Roebourne stars in indigenous film
An indigenous film partly shot in Roebourne and based on a Dreamtime story about a search for love that takes a mystical turn will be shown on television screens across Australia this weekend.
Tjawa Tjawa is one of eight films being shown on NITV as part of its Songlines on Screen documentary series.
The series marks the first time that indigenous songlines, ancient spiritual pathways and the stories behind them have been portrayed on national television.
The Tjawa Tjawa team took an epic trip into the Great Sandy Desert, south of Balgo, to film a rendition of a Ngarti Dreamtime story about a group of women who travel from Roebourne to Balgo in search of husbands.
It chronicles the women’s journey through the desert before returning home “underground”.
The film was one of a selection of Black: Songlines on Screen movies shown at the Sydney Film Festival this time last year, where it received a standing ovation.
Producer Neil Turner said eight vehicles of people ventured deep into the desert south of Balgo Aboriginal community in September for filming.

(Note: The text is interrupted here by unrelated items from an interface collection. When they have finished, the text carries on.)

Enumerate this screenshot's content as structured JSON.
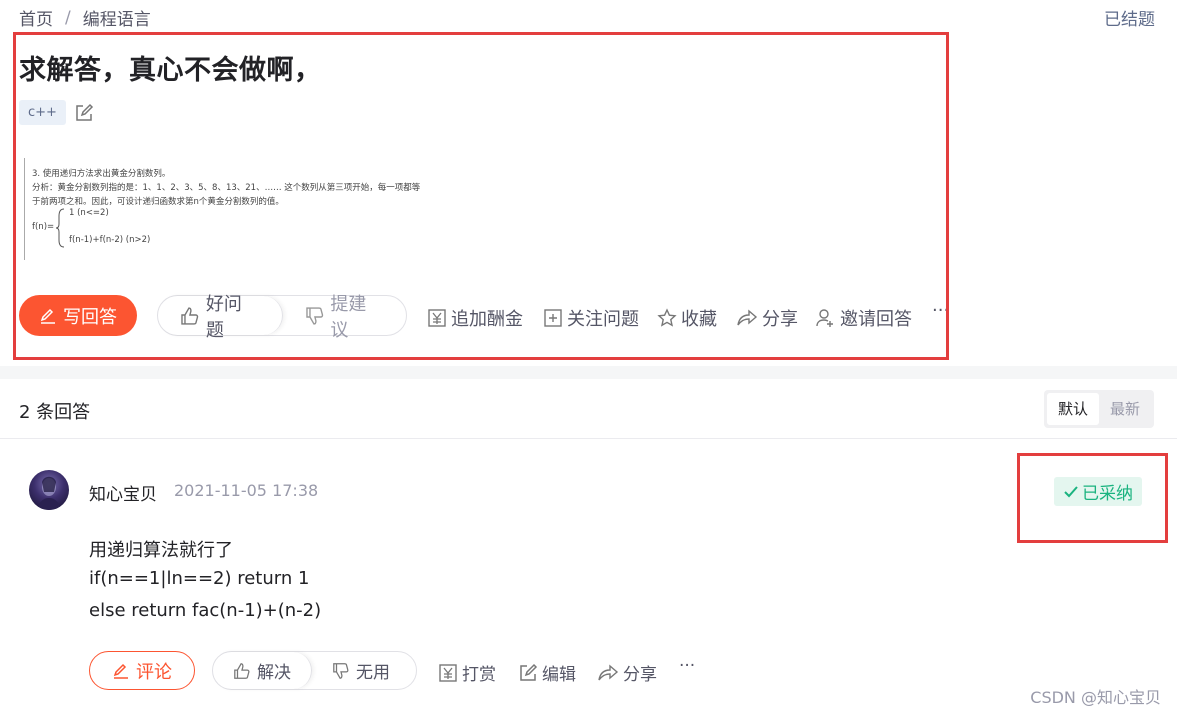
{
  "breadcrumb": {
    "home": "首页",
    "separator": "/",
    "category": "编程语言"
  },
  "status_label": "已结题",
  "question": {
    "title": "求解答，真心不会做啊，",
    "tag": "c++",
    "figure_lines": [
      "3. 使用递归方法求出黄金分割数列。",
      "分析：黄金分割数列指的是：1、1、2、3、5、8、13、21、…… 这个数列从第三项开始，每一项都等",
      "于前两项之和。因此，可设计递归函数求第n个黄金分割数列的值。",
      "1                    (n<=2)",
      "f(n)=",
      "f(n-1)+f(n-2)     (n>2)"
    ]
  },
  "actions": {
    "write_answer": "写回答",
    "good_question": "好问题",
    "suggest": "提建议",
    "add_bounty": "追加酬金",
    "follow": "关注问题",
    "favorite": "收藏",
    "share": "分享",
    "invite": "邀请回答",
    "more": "···"
  },
  "answers_header": {
    "count": "2 条回答",
    "sort_default": "默认",
    "sort_newest": "最新"
  },
  "answer": {
    "author": "知心宝贝",
    "date": "2021-11-05 17:38",
    "accepted": "已采纳",
    "lines": [
      "用递归算法就行了",
      "if(n==1|ln==2) return 1",
      "else return fac(n-1)+(n-2)"
    ],
    "comment": "评论",
    "solved": "解决",
    "useless": "无用",
    "tip": "打赏",
    "edit": "编辑",
    "share": "分享",
    "more": "···"
  },
  "watermark": "CSDN @知心宝贝",
  "colors": {
    "accent": "#fc5531",
    "accepted": "#1ab37f",
    "highlight_box": "#e33e3e"
  }
}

“We had to take our own water and supplies; it was quite a major undertaking to significant sites,” he said.
“We forged our own roads on certain parts of the trip, to places that hadn’t been visited for a long time.”
The group was guided by Balgo residents Payi Payi Sunfly, from Kapululangu Aboriginal Women Law and Culture Centre, and her younger brother, Mark Moora, who was also the film’s director.
The other films showing as part of Songlines on Screen are Footprints, Naji, Goorrandalng: Brolga Dreaming, Bulunu Milkarri, Wardbukkarra, Wurray, and Damari and Guyala: A Story of Two Brothers.
Five of the films are from North West WA.
Tjawa Tjawa airs on NITV this Sunday at 8:45pm.
Tjawa Tjawa producer Neil Turner and director Mark Moora. Picture: PAKAM